We are reader supported. External links may earn us a commission.

How to Make the Best DIY Seed Starting Mix

Planting season is here and for most of us, that means getting a good, beneficial seed starting mix is crucial for that quick germination of seeds. You can purchase some mix from your local nursery or someplace like Amazon, or you can make your own. Personally, I prefer everything from scratch, so a DIY seed starting mix is the perfect thing.

What Do Seeds Need to Get Started?

For healthy, fast growth, seedlings prefer a growing medium that helps with a number of things. The precise ingredients of the mix should vary depending on the plants you’re growing. But, basically, your seeds need ingredients that provide the following benefits for them to germinate quickly.

Proper Drainage and Water Retention

Ever heard of root rot? Unfortunately, this nastiness is fairly common in plants that don’t receive proper moisture balance in the soil in which they’re planted. There needs to proper soil drainage as well as moisture retention to help seeds start and stay strong as they grow into the beautiful plants you’re looking for.

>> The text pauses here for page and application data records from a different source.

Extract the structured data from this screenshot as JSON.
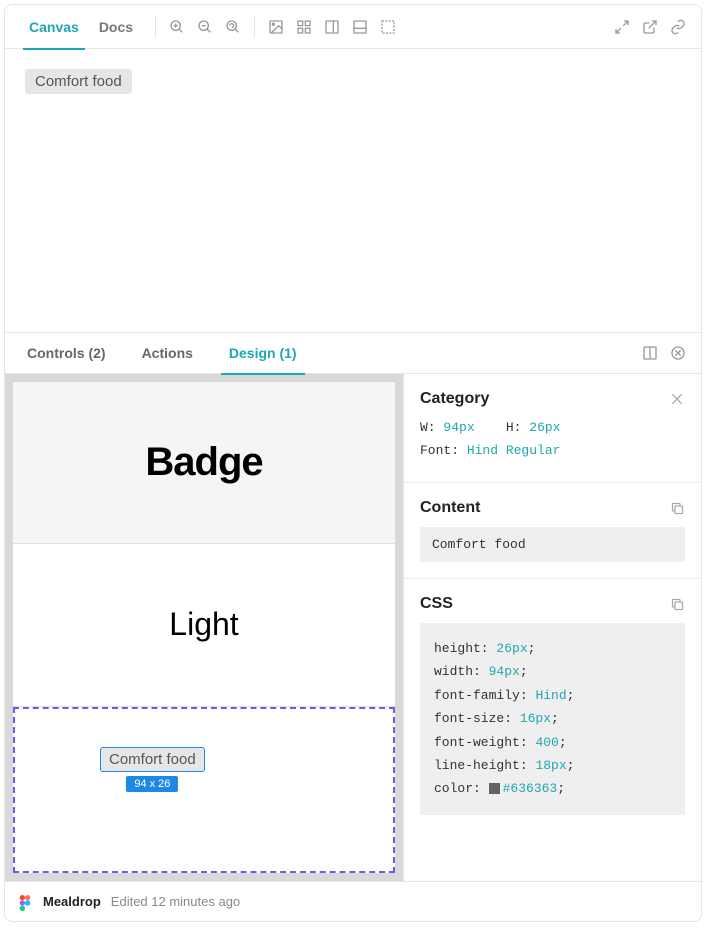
{
  "top_tabs": {
    "canvas": "Canvas",
    "docs": "Docs"
  },
  "badge_text": "Comfort food",
  "lower_tabs": {
    "controls": "Controls (2)",
    "actions": "Actions",
    "design": "Design (1)"
  },
  "design_cards": {
    "badge_label": "Badge",
    "light_label": "Light",
    "selected_text": "Comfort food",
    "selected_dim": "94 x 26"
  },
  "inspector": {
    "category_title": "Category",
    "w_label": "W:",
    "w_val": "94px",
    "h_label": "H:",
    "h_val": "26px",
    "font_label": "Font:",
    "font_val": "Hind Regular",
    "content_title": "Content",
    "content_value": "Comfort food",
    "css_title": "CSS",
    "css": {
      "height_p": "height:",
      "height_v": "26px",
      "width_p": "width:",
      "width_v": "94px",
      "ff_p": "font-family:",
      "ff_v": "Hind",
      "fs_p": "font-size:",
      "fs_v": "16px",
      "fw_p": "font-weight:",
      "fw_v": "400",
      "lh_p": "line-height:",
      "lh_v": "18px",
      "color_p": "color:",
      "color_v": "#636363"
    }
  },
  "footer": {
    "name": "Mealdrop",
    "sub": "Edited 12 minutes ago"
  }
}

Perlite and pumice are most commonly used for this purpose. They prevent compaction of growing medium, meaning air and water can properly flow through. Vermiculite, on the other hand, retains moisture for longer periods of time than soil, so it’s a valuable asset in your mix, as it allows seeds to draw water longer.

Get Perlite

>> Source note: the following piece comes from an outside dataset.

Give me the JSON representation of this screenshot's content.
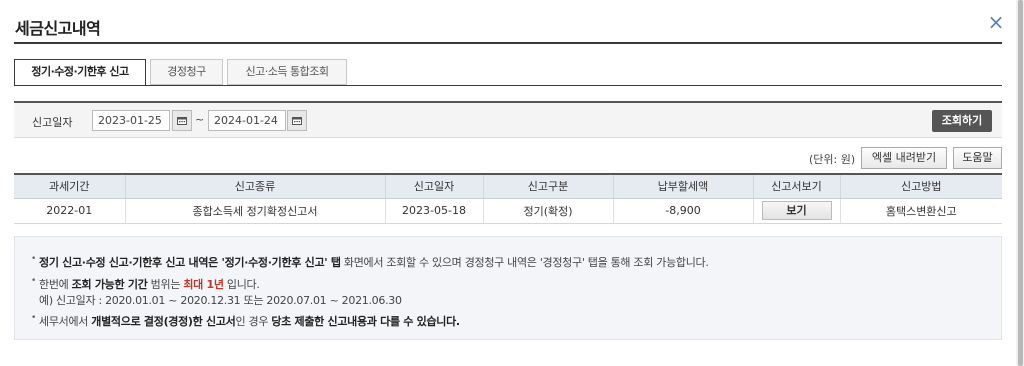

Get Pumice

Get Vermiculite

Plant Food or Compost

Not all species of plants need or want food in the earliest stages. To determine what your seeds want, study up on the specific plant and decide whether or not to include some kind of plant food in your starter mix.

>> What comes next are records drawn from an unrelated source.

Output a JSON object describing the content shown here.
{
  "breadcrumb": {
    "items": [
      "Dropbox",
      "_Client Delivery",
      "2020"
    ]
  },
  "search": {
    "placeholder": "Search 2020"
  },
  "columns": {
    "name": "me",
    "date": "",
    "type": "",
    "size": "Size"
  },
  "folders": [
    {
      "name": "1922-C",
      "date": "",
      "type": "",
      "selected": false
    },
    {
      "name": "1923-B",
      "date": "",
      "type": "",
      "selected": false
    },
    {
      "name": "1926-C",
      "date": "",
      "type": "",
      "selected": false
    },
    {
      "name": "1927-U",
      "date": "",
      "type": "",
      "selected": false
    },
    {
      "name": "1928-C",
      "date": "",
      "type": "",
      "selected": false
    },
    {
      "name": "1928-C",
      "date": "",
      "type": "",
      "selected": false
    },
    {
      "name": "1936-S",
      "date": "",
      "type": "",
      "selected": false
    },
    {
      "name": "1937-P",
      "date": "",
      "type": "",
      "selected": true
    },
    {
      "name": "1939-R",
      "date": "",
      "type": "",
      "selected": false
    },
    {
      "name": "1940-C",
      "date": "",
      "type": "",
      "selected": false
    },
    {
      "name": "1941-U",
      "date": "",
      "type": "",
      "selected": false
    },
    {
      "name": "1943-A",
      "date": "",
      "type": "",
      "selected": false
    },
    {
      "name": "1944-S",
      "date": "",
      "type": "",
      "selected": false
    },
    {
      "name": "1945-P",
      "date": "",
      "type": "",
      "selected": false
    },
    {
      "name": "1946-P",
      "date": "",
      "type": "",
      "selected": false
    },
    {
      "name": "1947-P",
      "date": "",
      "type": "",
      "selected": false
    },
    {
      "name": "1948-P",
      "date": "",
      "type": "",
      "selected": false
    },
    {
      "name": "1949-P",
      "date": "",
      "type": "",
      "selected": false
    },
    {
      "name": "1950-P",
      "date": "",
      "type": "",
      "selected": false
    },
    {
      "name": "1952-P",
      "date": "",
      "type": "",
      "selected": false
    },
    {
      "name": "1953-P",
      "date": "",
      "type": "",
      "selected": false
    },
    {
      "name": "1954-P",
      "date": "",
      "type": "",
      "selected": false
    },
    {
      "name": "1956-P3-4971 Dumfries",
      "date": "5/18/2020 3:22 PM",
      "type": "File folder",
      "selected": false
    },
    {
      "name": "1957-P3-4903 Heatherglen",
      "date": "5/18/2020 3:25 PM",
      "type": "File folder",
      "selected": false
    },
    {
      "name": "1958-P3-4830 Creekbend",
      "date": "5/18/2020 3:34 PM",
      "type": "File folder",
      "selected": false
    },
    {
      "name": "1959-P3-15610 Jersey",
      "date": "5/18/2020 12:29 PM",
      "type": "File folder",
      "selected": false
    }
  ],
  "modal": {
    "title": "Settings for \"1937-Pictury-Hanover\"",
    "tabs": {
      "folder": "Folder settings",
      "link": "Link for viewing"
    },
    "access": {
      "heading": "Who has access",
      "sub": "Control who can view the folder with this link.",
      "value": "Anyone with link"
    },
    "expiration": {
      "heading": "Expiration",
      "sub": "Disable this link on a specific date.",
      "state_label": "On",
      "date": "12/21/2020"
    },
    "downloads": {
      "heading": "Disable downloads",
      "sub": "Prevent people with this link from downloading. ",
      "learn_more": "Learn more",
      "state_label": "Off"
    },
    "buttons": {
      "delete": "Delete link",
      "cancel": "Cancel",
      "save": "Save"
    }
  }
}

The Best Bat Guano Fertilizer


Peat moss or coconut coir may be the best source of nutrients in the starting mix you create. They don’t actually create nutrients, but they hold onto them for plants to draw from. Again, the variety of plants you’re growing will determine which options are best. Most plants do well with at least some combination of these items, however, which can be found in a general starting mix recipe (like ours below).

Get Peat Moss

Get Coconut Coir

Acidic Adjustment

If you’re using peat moss in your recipe and the plants need to avoid acid (which most do), some garden lime may well be required to reduce the acid for speedy, healthy growth.

Get Garden Lime

What’s the Difference Between Starting Mix and Potting Soil?

potted plants on a desk

Potting soil and seedling mix are two very different things, despite being “soil for plants.” One, potting soil, is a growing medium made up of topsoil and a combination of perlite, vermiculite, peat, manure or compost, or humus. Many also contain fertilizers.

Seed starting soil, however, is a (usually) soilless planting medium that is more ideal for germinating seeds. These mixes often contain some combination of coconut coir, vermiculite, perlite, or peat moss. They do not contain soil or compost, though, as these may carry fungal or bacterial components that can prevent proper seed growth and root development.

DIY Starter Mix – Our Recipe

This general seed starting soil blend is great for most varieties of plants, from flowers to vegetables.


  • 8 parts coconut coir
  • 1 part perlite
  • 1 part vermiculite
  • Water

If the seeds you’re planting should have compost included in the mix, add 2 parts compost.

Note: If you’re not sure what a “part” is, this is simply a generic unit you convert to the amounts you require. In this case, we have 10 parts. If you need 10 cups of planting medium, then 1 part equals 1 cup. If you need 20 cups, then 1 part equals 2 cups.

Step by Step How to Make Your Own DIY Starting Mix

  1. Choose a large container, ideally at least 1/3 larger than the total volume of medium you’re mixing. (A wheelbarrow or giant planter are good options.)
  2. Dump the ingredients into the container and, using your hands or hand cultivator to thoroughly mix the ingredients until combined evenly.
  3. Next, add some water. Add enough water to moisten but not soak the soil.
  4. Let the mix expand a bit – probably 5 to 10 minutes.
  5. Once the mix has expanded, portion out your mix to your seed starting pots as needed.

lettuce planted in soil

Better Growth With the Right Mix

For the best results possible, be sure to study up on the seeds you’re planning to grow. Most will benefit from the above recipe for a basic starting mix. Some may require some compost, as mentioned, but others will do best with an even simple starting medium like pre-moistened plain coconut coir. The right soil for seedlings can make all the difference in your gardening efforts.